(Entries from a dataset of interfaces)
-------

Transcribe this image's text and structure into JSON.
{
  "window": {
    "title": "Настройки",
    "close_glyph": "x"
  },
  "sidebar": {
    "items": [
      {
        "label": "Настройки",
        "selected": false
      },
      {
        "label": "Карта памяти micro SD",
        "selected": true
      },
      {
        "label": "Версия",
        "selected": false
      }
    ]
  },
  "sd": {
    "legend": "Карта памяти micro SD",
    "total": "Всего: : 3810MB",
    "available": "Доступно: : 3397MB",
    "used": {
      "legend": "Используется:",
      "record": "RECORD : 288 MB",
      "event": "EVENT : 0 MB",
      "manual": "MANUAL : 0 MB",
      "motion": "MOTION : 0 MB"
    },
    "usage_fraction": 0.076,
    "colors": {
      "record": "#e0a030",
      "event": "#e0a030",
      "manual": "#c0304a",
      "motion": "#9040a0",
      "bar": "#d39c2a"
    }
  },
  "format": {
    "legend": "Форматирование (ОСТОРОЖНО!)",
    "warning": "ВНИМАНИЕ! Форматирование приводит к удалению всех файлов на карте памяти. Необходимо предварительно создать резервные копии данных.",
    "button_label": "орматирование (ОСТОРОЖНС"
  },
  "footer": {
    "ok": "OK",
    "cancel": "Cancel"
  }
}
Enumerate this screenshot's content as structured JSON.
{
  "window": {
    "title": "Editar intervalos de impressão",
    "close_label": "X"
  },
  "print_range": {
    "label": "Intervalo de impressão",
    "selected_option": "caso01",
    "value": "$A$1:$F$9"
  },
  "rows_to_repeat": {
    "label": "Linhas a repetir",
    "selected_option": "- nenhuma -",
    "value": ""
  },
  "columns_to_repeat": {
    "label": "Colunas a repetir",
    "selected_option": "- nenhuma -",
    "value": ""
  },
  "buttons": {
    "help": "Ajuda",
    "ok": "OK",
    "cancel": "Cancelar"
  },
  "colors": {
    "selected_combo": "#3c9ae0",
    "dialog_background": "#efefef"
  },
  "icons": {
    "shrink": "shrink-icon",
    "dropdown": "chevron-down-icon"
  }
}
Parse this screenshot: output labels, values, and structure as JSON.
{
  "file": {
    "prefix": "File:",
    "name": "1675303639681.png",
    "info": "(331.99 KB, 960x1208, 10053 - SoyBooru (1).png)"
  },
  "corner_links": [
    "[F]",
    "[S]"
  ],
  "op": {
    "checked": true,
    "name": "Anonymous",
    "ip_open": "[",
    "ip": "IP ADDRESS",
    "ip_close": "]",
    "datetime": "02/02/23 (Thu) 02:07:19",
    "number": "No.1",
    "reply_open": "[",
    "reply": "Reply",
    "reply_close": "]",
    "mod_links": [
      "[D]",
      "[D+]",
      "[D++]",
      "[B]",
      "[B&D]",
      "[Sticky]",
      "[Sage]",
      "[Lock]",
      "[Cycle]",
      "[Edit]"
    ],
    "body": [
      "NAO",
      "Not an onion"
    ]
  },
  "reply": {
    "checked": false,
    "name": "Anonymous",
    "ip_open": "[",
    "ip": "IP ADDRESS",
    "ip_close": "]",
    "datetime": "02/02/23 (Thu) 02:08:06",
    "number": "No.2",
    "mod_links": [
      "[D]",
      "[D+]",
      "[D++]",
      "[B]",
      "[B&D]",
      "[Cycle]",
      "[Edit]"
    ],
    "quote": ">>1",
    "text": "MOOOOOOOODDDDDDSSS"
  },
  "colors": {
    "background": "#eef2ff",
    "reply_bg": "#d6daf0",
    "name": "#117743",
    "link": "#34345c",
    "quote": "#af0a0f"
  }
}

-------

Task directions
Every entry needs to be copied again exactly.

Solution to the problem
Transcribe this image's text and structure into JSON.
{
  "window": {
    "title": "Настройки",
    "close_glyph": "x"
  },
  "sidebar": {
    "items": [
      {
        "label": "Настройки",
        "selected": false
      },
      {
        "label": "Карта памяти micro SD",
        "selected": true
      },
      {
        "label": "Версия",
        "selected": false
      }
    ]
  },
  "sd": {
    "legend": "Карта памяти micro SD",
    "total": "Всего: : 3810MB",
    "available": "Доступно: : 3397MB",
    "used": {
      "legend": "Используется:",
      "record": "RECORD : 288 MB",
      "event": "EVENT : 0 MB",
      "manual": "MANUAL : 0 MB",
      "motion": "MOTION : 0 MB"
    },
    "usage_fraction": 0.076,
    "colors": {
      "record": "#e0a030",
      "event": "#e0a030",
      "manual": "#c0304a",
      "motion": "#9040a0",
      "bar": "#d39c2a"
    }
  },
  "format": {
    "legend": "Форматирование (ОСТОРОЖНО!)",
    "warning": "ВНИМАНИЕ! Форматирование приводит к удалению всех файлов на карте памяти. Необходимо предварительно создать резервные копии данных.",
    "button_label": "орматирование (ОСТОРОЖНС"
  },
  "footer": {
    "ok": "OK",
    "cancel": "Cancel"
  }
}
Enumerate this screenshot's content as structured JSON.
{
  "window": {
    "title": "Editar intervalos de impressão",
    "close_label": "X"
  },
  "print_range": {
    "label": "Intervalo de impressão",
    "selected_option": "caso01",
    "value": "$A$1:$F$9"
  },
  "rows_to_repeat": {
    "label": "Linhas a repetir",
    "selected_option": "- nenhuma -",
    "value": ""
  },
  "columns_to_repeat": {
    "label": "Colunas a repetir",
    "selected_option": "- nenhuma -",
    "value": ""
  },
  "buttons": {
    "help": "Ajuda",
    "ok": "OK",
    "cancel": "Cancelar"
  },
  "colors": {
    "selected_combo": "#3c9ae0",
    "dialog_background": "#efefef"
  },
  "icons": {
    "shrink": "shrink-icon",
    "dropdown": "chevron-down-icon"
  }
}
Parse this screenshot: output labels, values, and structure as JSON.
{
  "file": {
    "prefix": "File:",
    "name": "1675303639681.png",
    "info": "(331.99 KB, 960x1208, 10053 - SoyBooru (1).png)"
  },
  "corner_links": [
    "[F]",
    "[S]"
  ],
  "op": {
    "checked": true,
    "name": "Anonymous",
    "ip_open": "[",
    "ip": "IP ADDRESS",
    "ip_close": "]",
    "datetime": "02/02/23 (Thu) 02:07:19",
    "number": "No.1",
    "reply_open": "[",
    "reply": "Reply",
    "reply_close": "]",
    "mod_links": [
      "[D]",
      "[D+]",
      "[D++]",
      "[B]",
      "[B&D]",
      "[Sticky]",
      "[Sage]",
      "[Lock]",
      "[Cycle]",
      "[Edit]"
    ],
    "body": [
      "NAO",
      "Not an onion"
    ]
  },
  "reply": {
    "checked": false,
    "name": "Anonymous",
    "ip_open": "[",
    "ip": "IP ADDRESS",
    "ip_close": "]",
    "datetime": "02/02/23 (Thu) 02:08:06",
    "number": "No.2",
    "mod_links": [
      "[D]",
      "[D+]",
      "[D++]",
      "[B]",
      "[B&D]",
      "[Cycle]",
      "[Edit]"
    ],
    "quote": ">>1",
    "text": "MOOOOOOOODDDDDDSSS"
  },
  "colors": {
    "background": "#eef2ff",
    "reply_bg": "#d6daf0",
    "name": "#117743",
    "link": "#34345c",
    "quote": "#af0a0f"
  }
}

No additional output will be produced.